WHAT YOU WILL DO ->
Return only the tail of the data below, word for word: the line with "Enumerate this screenshot's" and each line after it through the final one.
- - -
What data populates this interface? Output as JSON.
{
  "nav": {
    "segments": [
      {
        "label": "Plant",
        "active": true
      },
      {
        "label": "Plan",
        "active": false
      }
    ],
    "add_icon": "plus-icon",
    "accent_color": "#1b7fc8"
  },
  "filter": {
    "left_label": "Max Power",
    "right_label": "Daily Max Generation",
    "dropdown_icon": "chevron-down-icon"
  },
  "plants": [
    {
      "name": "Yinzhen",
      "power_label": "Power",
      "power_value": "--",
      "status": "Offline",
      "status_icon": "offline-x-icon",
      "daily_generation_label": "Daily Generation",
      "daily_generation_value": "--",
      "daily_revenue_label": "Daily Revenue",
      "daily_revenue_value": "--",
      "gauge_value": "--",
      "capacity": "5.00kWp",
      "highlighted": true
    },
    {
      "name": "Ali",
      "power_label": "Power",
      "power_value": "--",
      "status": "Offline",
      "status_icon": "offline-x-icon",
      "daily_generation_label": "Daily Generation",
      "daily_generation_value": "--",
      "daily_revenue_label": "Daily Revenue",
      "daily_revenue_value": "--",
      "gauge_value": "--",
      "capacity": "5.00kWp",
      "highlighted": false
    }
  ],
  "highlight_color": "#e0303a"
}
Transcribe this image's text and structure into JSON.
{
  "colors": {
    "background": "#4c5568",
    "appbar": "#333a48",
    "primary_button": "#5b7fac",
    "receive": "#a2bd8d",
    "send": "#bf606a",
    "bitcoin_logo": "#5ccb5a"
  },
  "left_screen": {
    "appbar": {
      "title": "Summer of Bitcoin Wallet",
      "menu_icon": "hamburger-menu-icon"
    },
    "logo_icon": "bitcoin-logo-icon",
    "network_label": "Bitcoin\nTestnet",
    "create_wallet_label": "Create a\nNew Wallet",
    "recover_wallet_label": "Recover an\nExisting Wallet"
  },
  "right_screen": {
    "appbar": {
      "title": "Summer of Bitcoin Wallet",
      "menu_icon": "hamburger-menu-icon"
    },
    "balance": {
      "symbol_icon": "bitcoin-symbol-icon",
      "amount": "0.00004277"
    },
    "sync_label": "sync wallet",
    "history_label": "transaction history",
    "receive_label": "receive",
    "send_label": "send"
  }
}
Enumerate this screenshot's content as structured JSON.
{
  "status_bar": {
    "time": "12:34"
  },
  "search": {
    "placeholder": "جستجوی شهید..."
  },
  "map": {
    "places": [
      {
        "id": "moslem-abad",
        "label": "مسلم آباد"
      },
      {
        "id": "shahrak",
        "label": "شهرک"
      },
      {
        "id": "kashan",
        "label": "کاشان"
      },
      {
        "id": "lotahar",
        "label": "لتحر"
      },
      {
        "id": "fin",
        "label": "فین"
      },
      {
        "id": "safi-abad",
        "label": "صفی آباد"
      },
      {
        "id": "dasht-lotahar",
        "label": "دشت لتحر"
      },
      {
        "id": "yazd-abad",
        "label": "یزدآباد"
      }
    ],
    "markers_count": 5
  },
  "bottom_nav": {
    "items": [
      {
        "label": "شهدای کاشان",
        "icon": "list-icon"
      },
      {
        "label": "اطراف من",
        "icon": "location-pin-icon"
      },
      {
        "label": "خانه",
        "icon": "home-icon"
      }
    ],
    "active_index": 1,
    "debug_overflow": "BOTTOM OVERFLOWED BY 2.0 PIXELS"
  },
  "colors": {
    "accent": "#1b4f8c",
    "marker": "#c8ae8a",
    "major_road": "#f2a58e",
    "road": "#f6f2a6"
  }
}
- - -
TASK ANSWER ->
Enumerate this screenshot's content as structured JSON.
{
  "status_bar": {
    "time": "12:34"
  },
  "search": {
    "placeholder": "جستجوی شهید..."
  },
  "map": {
    "places": [
      {
        "id": "moslem-abad",
        "label": "مسلم آباد"
      },
      {
        "id": "shahrak",
        "label": "شهرک"
      },
      {
        "id": "kashan",
        "label": "کاشان"
      },
      {
        "id": "lotahar",
        "label": "لتحر"
      },
      {
        "id": "fin",
        "label": "فین"
      },
      {
        "id": "safi-abad",
        "label": "صفی آباد"
      },
      {
        "id": "dasht-lotahar",
        "label": "دشت لتحر"
      },
      {
        "id": "yazd-abad",
        "label": "یزدآباد"
      }
    ],
    "markers_count": 5
  },
  "bottom_nav": {
    "items": [
      {
        "label": "شهدای کاشان",
        "icon": "list-icon"
      },
      {
        "label": "اطراف من",
        "icon": "location-pin-icon"
      },
      {
        "label": "خانه",
        "icon": "home-icon"
      }
    ],
    "active_index": 1,
    "debug_overflow": "BOTTOM OVERFLOWED BY 2.0 PIXELS"
  },
  "colors": {
    "accent": "#1b4f8c",
    "marker": "#c8ae8a",
    "major_road": "#f2a58e",
    "road": "#f6f2a6"
  }
}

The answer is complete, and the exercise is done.